When Ibarra’s vehicle pulled up to D’Silva’s truck outside of Falluja, Ibarra first noticed the blood.
“At the time, I didn’t know where he had been shot, and I, along with my fellow Marines, were furious. It’s not every day one of your own is shot, and it puts everything into perspective,” Ibarra said. “I think I came to grips with my mortality on that night. Reuben was swiftly transferred to a HMMV (high mobility military vehicle) because it moved faster to the base hospital. It was the last time I saw Reuben until we came back stateside.”
D’Silva was transported by medevac helicopter to a hospital in Iraq where he spent a few days. “There were 80 of us. They had us stacked up in little beds. This was in the middle of the surge, and we had had a tremendous spike in casualties at the time.”
Even so, D’Silva recalled feeling sadness about leaving Iraq without his platoon. “They were my only family there. I did not want to leave my boys.”
He was taken to the Bob Wilson Naval Hospital in San Diego, where he spent the next year recovering and trying to move the fingers on his left hand.
“My arm was totally disabled. I still don’t have full use of my hand; but I’m now able to function, and they didn’t have to take my arm off,” he said.
D’Silva received a Purple Heart for his bravery and was naturalized as a U.S. citizen later that year at Nellis Air Force Base.
In 2008, he came back to UNLV to complete his degree in history.
“I really tried to be involved and just enjoy being home and a real college student instead of being at war,” he said.
D’Silva graduated with his bachelor’s degree in 2010 and wanted to apply with the school district. But in the height of the great recession, he did not like his odds of being hired to teach social studies.
So he looked into getting his master’s degree and applied to various programs throughout the country. Columbia University was his first choice. He wanted to study with professor Eric Foner, whose most recent book, “The Fiery Trial: Abraham Lincoln and American Slavery,” won the Pulitzer, Bancroft and Lincoln prizes in 2011.
D’Silva got in.

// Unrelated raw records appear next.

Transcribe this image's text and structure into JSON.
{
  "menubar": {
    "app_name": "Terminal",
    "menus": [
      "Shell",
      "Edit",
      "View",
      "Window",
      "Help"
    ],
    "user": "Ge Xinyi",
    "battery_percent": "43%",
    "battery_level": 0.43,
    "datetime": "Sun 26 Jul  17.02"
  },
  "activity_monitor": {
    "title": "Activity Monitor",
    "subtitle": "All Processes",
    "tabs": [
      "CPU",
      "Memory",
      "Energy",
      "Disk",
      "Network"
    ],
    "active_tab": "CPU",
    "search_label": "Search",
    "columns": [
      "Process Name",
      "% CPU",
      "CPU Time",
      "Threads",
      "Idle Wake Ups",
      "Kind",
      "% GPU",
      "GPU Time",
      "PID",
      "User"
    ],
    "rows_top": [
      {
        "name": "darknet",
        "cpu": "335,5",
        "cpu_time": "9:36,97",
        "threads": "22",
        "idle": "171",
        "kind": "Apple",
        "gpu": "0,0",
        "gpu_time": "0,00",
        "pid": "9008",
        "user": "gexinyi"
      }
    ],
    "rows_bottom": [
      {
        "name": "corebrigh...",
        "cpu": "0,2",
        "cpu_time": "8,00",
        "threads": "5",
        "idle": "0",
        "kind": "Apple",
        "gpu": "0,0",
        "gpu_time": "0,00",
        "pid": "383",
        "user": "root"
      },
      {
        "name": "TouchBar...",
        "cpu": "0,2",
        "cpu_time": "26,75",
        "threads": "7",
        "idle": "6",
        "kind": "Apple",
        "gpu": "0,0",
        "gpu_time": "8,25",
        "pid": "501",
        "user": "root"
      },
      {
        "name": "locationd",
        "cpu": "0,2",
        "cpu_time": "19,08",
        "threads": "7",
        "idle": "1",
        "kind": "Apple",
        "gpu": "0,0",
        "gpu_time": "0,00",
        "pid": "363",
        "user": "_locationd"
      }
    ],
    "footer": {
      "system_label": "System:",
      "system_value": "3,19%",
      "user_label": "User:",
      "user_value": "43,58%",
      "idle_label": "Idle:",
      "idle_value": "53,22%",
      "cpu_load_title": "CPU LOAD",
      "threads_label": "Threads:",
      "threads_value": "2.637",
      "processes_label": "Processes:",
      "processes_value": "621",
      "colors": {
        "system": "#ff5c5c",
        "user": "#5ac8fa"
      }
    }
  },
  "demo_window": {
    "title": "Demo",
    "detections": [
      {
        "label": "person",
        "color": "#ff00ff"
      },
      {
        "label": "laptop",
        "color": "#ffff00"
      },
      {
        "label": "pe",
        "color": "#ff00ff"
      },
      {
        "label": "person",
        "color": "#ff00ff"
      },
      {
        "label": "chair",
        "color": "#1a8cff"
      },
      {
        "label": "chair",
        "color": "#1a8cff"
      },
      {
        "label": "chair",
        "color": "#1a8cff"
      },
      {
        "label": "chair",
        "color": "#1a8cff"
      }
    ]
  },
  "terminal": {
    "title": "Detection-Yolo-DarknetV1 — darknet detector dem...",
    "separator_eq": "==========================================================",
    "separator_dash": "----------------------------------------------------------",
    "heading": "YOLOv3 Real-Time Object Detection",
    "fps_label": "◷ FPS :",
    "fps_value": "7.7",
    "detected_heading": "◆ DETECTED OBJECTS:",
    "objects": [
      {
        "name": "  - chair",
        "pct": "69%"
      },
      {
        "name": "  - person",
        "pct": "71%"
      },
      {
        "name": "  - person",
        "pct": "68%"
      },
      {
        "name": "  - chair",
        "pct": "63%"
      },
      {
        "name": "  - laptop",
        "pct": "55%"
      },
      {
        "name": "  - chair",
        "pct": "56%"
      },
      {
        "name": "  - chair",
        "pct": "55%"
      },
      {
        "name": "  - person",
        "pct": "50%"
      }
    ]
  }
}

But — always practical — he found the cost-of-living in New York City less than desirable. So he went to the University of Pennsylvania in Philadelphia.
He was in his first few months of studying globalization and religion when he realized Yale professors were producing most of the research he was studying and Yale was where he really needed to be.
So, D’Silva wrapped up the two-year master’s degree in nine months, applied to Yale, got in and will graduate this month with a Master of Arts in religion.
At Yale, D’Silva has taken classes by world leaders, including former Prime Minister Tony Blair and recently retired Ambassador to Afghanistan Ryan Crocker. D’Silva has been mentored by Yale professor of aerospace studies Col. Scott Manning and Dr. Elijah Anderson, a sociology professor and one of the nation’s leading urban ethnographers and cultural theorists.
Now, he’s ready to come home.
Some have called him “stupid” for not taking advantage of the networks he has built at Yale and urged him to pursue a career with the United Nations in policy analysis.
“I just don’t feel it in my heart,” he said. “And I don’t think I would make as much of a difference as I can if I come back to Las Vegas and taught in the inner city where I grew up. I think that would be really great.”